Removable and portable media control

26

29

Change: Ranking moved up to #26. Minor addition to Strategies to Mitigate Targeted Cyber Intrusions – Mitigation Details.

Restrict access to Server Message Block (SMB) and NetBIOS

27

28

Change: Ranking moved up to #27.

Change: Minor addition to Strategies to Mitigate Targeted Cyber Intrusions – Mitigation Details.
Reason: To provide specific information on the risks this strategy primarily mitigates – internal reconnaissance and network propagation.

User education

28

20

Change: Ranking moved down to #28.
Reason: To reflect that user education will not prevent a user from visiting a legitimate website that has been temporarily compromised to serve malicious content as part of a 'watering hole' or 'drive-by download'. Visiting such a website might compromise the user’s workstation without any obvious indications of compromise for the user to detect.

Change: Minor addition to Strategies to Mitigate Targeted Cyber Intrusions – Mitigation Details.
Reason: To clarify the specific need to educate staff who have a technical role.

Workstation inspection of Microsoft Office files

29

26

Change: Ranking moved down to #29. Minor amendment to strategy descriptor.

Signature-based antivirus software

30

25

Change: Ranking moved down to #30. Amendments to strategy descriptor and Strategies to Mitigate Targeted Cyber Intrusions – Mitigation Details.
Reason: To reflect the difference in effectiveness between signature-based antivirus software and antivirus software that uses heuristics and automated Internet-based reputation ratings (as is now expressed through two distinct mitigation strategies – #22 and #30 – relating to antivirus software).

TLS encryption between email servers

31

30

Change: Ranking moved down to #31.

Block attempts to access websites by their IP address

32

32

Change: Minor amendment to strategy descriptor.
Reason: To provide implementation guidance.
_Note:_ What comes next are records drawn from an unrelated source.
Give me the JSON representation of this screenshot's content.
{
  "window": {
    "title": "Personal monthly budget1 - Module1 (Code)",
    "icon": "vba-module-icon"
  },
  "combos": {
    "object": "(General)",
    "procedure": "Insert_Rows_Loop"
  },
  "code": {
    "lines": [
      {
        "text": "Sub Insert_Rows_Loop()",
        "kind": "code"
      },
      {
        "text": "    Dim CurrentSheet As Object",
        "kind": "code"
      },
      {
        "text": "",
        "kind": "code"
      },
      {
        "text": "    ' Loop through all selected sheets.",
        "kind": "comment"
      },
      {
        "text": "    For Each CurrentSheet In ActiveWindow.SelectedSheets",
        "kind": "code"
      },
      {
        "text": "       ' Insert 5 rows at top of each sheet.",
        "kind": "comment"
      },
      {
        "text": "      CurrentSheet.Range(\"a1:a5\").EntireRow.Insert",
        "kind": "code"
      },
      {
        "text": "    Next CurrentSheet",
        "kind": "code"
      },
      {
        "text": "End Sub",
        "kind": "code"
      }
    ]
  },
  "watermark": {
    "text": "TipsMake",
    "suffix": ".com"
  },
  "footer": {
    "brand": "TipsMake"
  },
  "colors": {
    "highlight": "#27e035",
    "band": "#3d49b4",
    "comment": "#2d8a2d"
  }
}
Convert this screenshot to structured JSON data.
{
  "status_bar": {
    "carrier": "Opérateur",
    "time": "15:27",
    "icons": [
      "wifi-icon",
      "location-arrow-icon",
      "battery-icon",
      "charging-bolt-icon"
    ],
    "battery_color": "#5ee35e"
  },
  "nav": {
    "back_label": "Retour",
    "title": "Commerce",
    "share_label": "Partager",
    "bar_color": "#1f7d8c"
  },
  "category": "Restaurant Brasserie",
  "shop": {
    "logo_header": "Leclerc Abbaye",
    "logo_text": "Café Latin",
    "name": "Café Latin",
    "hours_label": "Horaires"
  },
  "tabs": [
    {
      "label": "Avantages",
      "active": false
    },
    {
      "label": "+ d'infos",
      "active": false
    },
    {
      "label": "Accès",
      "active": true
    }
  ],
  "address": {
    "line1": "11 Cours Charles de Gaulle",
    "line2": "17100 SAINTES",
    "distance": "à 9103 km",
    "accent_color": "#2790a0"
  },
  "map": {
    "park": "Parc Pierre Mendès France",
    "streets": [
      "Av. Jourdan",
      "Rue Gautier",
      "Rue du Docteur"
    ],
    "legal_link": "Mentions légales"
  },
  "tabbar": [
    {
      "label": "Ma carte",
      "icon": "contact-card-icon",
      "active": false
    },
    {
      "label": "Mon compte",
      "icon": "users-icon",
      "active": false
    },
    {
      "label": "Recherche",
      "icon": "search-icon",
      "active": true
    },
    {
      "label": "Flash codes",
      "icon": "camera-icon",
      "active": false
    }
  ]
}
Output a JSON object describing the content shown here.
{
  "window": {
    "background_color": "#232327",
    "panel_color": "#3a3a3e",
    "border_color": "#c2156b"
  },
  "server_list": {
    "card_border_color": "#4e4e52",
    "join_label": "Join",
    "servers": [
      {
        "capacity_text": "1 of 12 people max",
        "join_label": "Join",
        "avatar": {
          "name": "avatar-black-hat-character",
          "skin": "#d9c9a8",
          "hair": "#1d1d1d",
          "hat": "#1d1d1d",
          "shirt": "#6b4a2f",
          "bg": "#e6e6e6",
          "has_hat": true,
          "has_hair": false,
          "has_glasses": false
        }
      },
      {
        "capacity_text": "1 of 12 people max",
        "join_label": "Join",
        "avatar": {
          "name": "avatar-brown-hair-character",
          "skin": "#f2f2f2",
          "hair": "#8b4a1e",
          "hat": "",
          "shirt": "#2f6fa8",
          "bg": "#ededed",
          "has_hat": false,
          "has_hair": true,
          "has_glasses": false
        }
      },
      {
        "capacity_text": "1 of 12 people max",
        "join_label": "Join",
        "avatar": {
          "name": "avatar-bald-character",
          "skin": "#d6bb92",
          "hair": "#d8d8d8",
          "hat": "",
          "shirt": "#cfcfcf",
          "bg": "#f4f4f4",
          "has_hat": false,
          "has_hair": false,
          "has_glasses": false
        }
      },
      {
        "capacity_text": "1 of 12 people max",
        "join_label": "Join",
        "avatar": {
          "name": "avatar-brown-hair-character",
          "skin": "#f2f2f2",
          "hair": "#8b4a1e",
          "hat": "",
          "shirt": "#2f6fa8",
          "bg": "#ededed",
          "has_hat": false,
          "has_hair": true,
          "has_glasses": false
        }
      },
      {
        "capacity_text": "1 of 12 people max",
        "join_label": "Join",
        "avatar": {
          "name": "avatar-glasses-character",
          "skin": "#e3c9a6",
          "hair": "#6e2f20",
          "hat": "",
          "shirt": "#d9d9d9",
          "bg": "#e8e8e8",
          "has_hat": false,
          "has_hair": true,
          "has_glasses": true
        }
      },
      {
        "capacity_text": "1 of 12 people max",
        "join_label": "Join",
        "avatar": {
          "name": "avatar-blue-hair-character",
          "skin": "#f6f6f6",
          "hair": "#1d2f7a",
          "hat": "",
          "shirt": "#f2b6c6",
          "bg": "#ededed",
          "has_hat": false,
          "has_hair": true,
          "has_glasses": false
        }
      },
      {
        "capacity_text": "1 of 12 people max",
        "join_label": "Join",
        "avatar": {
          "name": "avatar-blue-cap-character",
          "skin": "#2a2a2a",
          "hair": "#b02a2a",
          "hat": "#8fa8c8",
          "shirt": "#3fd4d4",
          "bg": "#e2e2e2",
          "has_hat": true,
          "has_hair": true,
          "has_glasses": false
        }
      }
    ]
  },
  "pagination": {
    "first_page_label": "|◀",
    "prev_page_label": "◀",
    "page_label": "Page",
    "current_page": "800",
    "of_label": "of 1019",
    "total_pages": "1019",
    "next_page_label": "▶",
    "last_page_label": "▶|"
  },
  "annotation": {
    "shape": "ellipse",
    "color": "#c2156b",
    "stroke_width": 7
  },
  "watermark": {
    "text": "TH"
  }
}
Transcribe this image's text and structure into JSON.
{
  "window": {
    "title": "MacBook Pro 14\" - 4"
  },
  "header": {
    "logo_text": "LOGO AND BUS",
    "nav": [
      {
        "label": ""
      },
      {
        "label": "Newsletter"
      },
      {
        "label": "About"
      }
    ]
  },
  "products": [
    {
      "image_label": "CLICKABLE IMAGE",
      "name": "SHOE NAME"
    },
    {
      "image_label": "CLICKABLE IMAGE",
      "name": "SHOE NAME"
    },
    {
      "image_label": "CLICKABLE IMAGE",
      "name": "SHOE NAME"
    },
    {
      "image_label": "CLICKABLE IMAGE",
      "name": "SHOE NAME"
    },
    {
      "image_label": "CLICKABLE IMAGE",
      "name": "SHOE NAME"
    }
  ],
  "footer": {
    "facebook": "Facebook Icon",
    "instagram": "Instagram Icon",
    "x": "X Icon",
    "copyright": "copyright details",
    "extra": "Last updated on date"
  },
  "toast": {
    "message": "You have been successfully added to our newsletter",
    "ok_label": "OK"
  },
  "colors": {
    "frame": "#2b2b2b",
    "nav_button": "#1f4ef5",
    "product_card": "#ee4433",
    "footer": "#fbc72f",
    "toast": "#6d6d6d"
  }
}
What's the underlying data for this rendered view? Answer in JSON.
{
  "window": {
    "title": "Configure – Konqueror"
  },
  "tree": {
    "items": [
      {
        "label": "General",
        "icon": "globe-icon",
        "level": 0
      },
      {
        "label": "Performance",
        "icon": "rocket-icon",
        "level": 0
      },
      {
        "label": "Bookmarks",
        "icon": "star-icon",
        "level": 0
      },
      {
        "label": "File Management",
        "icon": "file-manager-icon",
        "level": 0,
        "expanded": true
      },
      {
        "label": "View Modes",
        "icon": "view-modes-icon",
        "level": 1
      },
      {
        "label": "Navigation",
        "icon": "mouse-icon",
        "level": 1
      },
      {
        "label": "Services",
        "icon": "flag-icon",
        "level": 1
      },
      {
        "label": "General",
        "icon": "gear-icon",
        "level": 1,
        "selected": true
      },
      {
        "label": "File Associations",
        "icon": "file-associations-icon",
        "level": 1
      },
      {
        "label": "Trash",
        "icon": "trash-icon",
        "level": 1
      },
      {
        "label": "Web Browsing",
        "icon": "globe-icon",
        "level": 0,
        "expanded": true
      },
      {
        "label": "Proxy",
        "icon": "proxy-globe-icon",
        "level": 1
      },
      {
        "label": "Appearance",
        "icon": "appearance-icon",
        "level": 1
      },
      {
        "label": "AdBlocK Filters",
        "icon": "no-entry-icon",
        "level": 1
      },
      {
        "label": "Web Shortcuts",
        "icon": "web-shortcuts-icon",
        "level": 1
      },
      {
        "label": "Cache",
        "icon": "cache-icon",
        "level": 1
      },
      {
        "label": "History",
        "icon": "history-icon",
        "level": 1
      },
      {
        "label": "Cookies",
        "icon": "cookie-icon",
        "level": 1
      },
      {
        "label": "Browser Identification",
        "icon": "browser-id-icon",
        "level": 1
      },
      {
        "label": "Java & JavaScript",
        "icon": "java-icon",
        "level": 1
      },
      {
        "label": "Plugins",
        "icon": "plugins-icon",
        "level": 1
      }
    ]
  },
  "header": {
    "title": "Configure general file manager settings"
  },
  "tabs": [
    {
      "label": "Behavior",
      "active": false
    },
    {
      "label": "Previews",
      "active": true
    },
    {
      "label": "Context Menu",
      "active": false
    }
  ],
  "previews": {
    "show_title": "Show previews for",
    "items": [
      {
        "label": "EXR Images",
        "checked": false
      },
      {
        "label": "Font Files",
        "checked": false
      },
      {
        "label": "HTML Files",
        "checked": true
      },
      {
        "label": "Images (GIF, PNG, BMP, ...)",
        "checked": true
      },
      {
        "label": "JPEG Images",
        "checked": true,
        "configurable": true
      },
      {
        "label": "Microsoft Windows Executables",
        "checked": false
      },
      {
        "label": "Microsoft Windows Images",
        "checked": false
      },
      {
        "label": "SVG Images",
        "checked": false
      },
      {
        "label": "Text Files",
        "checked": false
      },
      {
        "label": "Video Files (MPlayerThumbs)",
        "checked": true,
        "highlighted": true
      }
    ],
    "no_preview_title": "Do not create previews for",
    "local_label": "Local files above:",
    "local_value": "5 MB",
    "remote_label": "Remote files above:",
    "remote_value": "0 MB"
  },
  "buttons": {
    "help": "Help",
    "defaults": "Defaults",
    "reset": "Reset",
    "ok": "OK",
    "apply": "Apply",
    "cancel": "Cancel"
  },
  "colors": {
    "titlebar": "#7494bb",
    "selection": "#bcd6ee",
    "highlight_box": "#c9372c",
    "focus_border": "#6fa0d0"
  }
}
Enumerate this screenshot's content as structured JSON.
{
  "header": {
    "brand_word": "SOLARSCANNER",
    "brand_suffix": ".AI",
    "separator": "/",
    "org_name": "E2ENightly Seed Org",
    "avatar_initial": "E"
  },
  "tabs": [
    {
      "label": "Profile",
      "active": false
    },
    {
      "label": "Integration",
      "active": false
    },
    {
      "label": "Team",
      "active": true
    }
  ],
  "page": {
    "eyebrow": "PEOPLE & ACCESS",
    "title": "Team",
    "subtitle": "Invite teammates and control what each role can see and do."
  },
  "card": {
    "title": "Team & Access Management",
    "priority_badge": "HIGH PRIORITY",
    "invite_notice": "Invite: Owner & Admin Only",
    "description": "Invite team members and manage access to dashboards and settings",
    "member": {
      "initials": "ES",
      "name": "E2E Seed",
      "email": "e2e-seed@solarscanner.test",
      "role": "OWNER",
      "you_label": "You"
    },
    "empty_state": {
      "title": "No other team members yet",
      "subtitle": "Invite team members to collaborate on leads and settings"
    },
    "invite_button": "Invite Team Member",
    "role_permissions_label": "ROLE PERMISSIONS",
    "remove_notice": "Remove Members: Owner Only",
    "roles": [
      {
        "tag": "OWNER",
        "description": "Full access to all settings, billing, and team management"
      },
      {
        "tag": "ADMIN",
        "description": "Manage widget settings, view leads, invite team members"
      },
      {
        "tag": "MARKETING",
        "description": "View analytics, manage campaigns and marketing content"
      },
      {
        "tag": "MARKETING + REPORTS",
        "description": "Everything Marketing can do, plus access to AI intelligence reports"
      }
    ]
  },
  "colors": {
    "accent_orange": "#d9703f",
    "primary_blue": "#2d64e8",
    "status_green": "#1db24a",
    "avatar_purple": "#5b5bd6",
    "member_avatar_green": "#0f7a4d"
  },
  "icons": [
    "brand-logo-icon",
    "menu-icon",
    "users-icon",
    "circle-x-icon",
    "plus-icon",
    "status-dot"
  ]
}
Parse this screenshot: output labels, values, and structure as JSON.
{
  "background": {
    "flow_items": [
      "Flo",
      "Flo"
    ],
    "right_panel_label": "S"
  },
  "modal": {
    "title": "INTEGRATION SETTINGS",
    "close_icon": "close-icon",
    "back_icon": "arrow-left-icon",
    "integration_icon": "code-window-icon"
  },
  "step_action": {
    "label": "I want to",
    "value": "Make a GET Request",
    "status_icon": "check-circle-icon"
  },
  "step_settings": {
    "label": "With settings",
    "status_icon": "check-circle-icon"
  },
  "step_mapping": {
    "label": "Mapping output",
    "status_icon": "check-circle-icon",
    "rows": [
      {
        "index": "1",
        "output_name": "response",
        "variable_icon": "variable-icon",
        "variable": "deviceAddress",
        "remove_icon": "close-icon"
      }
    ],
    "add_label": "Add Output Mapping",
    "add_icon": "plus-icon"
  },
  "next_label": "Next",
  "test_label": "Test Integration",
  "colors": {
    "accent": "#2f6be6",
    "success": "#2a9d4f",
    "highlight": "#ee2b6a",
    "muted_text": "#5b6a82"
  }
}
Change: The ‘Overall Security Effectiveness’ column value changed from Good to Average.
Reason: To reflect that cyber adversaries who compromise a legitimate website automatically inherit a domain name. This mitigation strategy is also circumvented by cyber adversaries who obtain dynamic domains and other domains provided free to anonymous Internet users with minimal or no attribution.

Network-based Intrusion Detection/Prevention System

33

33

Change: No changes.

Gateway blacklisting

34

34

Change: No changes.

Capture network traffic

35

35

Change: Minor amendment to strategy descriptor.
Reason: To focus on capturing network traffic to/from internal critical asset workstations and servers, as well as traffic traversing the network perimeter.

Contact

Australian government customers with questions regarding this advice should contact ASD Advice and Assistance.

Australian businesses and other private sector organisations seeking further information should contact CERT Australia.